**** Data for this exercise
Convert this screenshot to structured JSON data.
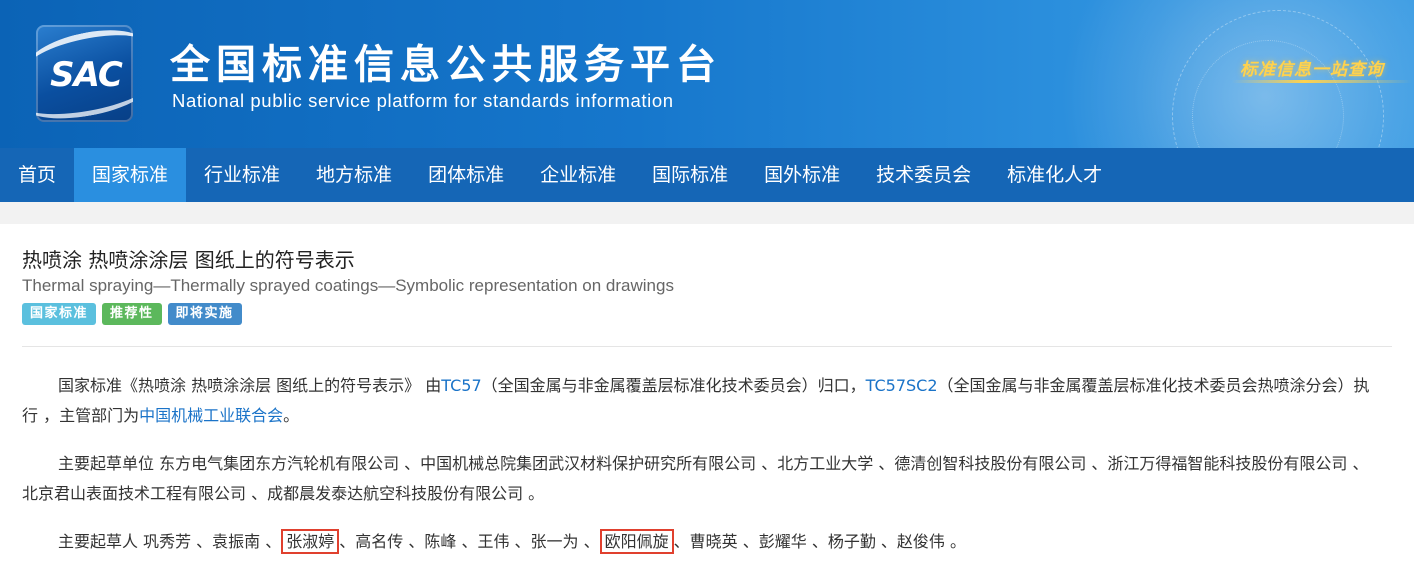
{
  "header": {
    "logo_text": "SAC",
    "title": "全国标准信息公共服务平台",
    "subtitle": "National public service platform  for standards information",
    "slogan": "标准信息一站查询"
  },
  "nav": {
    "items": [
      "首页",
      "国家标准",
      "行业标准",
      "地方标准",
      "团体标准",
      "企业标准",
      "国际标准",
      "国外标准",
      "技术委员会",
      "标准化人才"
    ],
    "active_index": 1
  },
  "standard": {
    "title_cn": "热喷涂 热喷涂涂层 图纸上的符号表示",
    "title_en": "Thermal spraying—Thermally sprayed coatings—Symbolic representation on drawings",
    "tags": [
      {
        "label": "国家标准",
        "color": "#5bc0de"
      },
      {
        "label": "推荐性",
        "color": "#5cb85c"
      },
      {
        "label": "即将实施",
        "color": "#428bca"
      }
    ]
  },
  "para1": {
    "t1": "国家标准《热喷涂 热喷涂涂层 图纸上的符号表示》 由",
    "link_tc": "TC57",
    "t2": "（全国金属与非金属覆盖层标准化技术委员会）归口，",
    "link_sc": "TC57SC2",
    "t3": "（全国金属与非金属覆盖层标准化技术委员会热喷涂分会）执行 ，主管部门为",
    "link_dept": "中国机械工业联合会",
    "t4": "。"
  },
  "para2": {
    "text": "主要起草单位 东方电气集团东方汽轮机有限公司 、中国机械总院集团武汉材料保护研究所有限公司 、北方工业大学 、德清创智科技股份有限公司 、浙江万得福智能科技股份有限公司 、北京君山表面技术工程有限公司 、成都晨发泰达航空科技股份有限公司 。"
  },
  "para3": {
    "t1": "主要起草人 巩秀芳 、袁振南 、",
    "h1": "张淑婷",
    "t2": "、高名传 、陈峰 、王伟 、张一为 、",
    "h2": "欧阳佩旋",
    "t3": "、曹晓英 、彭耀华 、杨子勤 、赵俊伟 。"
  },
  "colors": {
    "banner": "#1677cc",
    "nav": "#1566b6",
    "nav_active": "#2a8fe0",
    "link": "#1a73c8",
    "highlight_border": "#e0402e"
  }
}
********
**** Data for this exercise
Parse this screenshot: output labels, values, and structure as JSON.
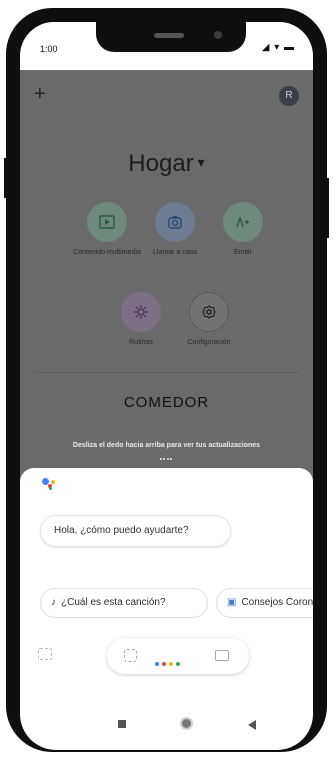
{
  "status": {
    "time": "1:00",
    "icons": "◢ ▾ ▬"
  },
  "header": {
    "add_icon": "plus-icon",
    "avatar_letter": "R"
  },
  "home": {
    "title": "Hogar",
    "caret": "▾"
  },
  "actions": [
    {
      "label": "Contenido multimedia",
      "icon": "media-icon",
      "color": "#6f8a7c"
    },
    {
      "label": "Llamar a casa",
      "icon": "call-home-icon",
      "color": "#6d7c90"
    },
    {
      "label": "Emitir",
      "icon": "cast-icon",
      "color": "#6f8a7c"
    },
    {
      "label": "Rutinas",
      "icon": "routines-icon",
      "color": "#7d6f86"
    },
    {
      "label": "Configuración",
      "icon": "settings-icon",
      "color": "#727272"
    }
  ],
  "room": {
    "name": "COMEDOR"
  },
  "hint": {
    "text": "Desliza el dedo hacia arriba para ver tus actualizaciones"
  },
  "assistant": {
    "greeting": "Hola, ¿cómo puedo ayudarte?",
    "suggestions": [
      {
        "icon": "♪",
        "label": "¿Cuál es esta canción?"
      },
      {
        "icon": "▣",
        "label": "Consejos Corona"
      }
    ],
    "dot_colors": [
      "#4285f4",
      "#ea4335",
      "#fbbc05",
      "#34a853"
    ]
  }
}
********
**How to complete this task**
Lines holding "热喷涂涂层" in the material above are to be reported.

**Answer section**
    "title_cn": "热喷涂 热喷涂涂层 图纸上的符号表示",
    "t1": "国家标准《热喷涂 热喷涂涂层 图纸上的符号表示》 由",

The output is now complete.